by Michael J. Shapiro | July 19, 2018
The lawsuit filed by MGM Resorts this week, a complaint for declaratory judgment, seeks a court ruling with respect to the mass shooting that occurred at Mandalay Bay last year. Because it names attendees of the concert at which the shooting happened as defendants, the suit caused a massive public outcry. However, as explained in the NBC News article, which was referenced in yesterday's Meeting News, MGM isn't seeking anything from the victims.
"All we are doing, in effect, is asking for a change in venue from state to federal court," said Debra DeShong, MGM Resorts senior vice president of global corporate communications and industry affairs, in a statement. "We are not asking for money or attorney's fees, and our complaint is directed only at people who have already sued us or have threatened to sue us. We are seeking justice through the federal court system in order to reach a timely resolution."
The grounds for moving the case to a federal court, according to MGM's complaint, are based on the post 9/11 federal SAFETY Act, which limits liability claims for acts of terrorism when security services are provided by a qualified vendor. In the case of the music festival outside Mandalay Bay that the shooter targeted, security provider Contemporary Services Corp. was a vendor qualified by the Department of Homeland Security.
"The explanation provided by NBC does a good job of clarifying what the lawsuit filed by MGM on behalf of the Mandalay Bay is all about," responded John S. Foster, Esq., attorney and counselor at law with Foster, Jensen & Gulley, in a post on Northstar Meetings Group's MIForum. "A suit for declaratory judgment is commonly used. This type of suit is filed in order to get a judge to make a ruling and issue a judgment on one or more critical legal issues in a dispute. It is not intended to dispose of the suit or require one side to be held responsible. Its entire purpose is to focus the court on one or more specific issues that the filing party requests to be addressed that they believe will cut the litigation time and expense for both parties. The reason it is couched as a lawsuit of one party against the other is to give the second party a chance to respond as to whether they believe the court should or shouldn't make a ruling.

"The suit is strictly a procedural move that doesn't require anything of the victims except to agree or disagree," continued Foster. "The defendant's lawyer has already said he will file a motion against the declaratory judgment by having the court claim that MGM is not exempt from liability. 
"This suit by MGM is not anti-hospitality or anti-victim," Foster concluded. "As a public company, they are required to exercise due diligence to protect their stockholders if they have a valid defense under law to not be held liable. I have no opinion on whether or not they will prevail."

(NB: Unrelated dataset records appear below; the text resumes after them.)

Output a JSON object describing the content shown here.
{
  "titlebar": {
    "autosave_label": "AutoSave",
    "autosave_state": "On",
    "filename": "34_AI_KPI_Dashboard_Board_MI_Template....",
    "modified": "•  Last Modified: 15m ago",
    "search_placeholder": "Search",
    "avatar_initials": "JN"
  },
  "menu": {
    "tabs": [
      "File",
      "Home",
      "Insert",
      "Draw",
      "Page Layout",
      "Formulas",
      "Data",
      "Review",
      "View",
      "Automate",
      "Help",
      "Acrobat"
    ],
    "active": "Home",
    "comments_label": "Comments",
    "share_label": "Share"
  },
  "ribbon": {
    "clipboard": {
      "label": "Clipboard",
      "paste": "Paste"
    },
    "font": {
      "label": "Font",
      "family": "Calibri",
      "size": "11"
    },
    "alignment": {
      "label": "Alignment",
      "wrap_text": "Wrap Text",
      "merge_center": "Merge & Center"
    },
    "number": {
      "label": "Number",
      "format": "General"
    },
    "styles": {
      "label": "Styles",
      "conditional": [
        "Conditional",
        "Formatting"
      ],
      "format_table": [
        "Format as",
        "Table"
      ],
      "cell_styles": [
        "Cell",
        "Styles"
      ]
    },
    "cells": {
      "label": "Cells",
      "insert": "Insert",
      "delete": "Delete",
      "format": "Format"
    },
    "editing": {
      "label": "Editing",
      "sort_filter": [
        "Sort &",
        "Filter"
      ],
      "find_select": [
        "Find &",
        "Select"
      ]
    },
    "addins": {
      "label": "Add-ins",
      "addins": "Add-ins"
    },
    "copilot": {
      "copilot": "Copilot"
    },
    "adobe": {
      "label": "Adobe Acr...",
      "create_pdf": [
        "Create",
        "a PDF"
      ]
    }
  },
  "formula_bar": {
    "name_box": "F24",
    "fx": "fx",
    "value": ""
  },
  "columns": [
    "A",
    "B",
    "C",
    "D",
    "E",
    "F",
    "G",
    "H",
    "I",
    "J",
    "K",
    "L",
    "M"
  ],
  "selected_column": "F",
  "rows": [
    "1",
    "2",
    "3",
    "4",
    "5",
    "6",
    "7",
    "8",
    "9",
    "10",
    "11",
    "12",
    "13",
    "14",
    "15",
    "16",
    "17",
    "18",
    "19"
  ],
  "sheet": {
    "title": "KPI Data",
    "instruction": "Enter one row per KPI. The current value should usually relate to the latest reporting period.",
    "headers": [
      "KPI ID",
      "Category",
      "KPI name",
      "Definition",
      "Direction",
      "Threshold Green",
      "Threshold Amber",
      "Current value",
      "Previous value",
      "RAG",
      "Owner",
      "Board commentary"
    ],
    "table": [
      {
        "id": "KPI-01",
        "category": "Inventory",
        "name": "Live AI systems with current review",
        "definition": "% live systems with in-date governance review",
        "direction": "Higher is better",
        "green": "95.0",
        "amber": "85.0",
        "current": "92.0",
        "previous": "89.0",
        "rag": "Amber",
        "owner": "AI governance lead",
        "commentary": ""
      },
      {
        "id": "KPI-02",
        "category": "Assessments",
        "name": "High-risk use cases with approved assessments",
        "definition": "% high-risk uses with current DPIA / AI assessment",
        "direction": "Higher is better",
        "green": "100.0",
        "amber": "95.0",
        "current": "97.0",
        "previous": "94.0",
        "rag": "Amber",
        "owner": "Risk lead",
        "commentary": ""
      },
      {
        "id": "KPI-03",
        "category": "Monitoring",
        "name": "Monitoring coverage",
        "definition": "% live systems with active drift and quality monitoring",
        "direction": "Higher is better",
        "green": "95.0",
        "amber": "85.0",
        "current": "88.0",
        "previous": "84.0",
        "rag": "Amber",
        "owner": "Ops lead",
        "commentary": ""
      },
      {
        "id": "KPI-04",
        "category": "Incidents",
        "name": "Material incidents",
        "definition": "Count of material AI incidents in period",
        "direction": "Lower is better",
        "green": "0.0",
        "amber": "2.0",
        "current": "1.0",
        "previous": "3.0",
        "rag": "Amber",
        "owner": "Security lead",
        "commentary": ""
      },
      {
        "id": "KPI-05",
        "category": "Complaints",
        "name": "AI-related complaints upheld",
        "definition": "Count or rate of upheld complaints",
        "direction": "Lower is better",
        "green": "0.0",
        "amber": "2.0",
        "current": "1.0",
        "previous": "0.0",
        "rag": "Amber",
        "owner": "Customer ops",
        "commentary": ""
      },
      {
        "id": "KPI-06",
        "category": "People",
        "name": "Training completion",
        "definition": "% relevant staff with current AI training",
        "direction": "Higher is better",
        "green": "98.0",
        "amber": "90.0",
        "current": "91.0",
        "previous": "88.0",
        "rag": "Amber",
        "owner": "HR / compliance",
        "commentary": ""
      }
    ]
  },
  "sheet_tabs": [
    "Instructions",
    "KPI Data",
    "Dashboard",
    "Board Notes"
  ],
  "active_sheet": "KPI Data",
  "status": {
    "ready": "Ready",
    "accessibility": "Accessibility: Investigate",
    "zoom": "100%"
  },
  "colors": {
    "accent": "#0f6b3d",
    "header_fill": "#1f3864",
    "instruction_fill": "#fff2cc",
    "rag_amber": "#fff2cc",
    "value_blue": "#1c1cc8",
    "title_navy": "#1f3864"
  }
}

No doubt MGM is following a procedure it must to properly defend itself, agreed M&C legal expert Jonathan Howe, founding partner and president of Howe & Hutton, Ltd. But he's not so sure he would have gone about it the same way, from a public-relations standpoint. "MGM served the meal before it set the table in this case," he said. "A lot of times in these situations, setting the table is really important. They could have offered up their concerns and what options they had and then filed the declaratory action, rather than filing the lawsuit and then explaining what they did. I don't know if it would have made it more palatable, but I do think it would have been more understandable."
As for the suit itself, Howe believes he probably would have taken the same action as MGM, if involved in such a situation. But he doesn't entirely agree that the complaint isn't anti-victim. "It is anti-victim in the fact they're trying to cut MGM out of any possibility liability," he asserted. "It is an attempt to limit the ability of an alleged victim to pursue MGM for damages." 
Whatever the decision, it will have ramifications and spark further discussion about the future of hotel responsibility. "How far does a hotel have to go to protect people on the street, or other guests, from a guest in the hotel? Be careful what you wish for here, because we don't want hotel lobbies to look like airport terminals," advised Foster. "Everyone must have their luggage X-rayed, guests' luggage must be inspected, guests are interrogated as to why they are there, guests have to come to the front desk if they stay more than a certain number of days to explain why they're staying longer, etc. I, for one, don't want hotels to be like airline terminals, but it might get to that."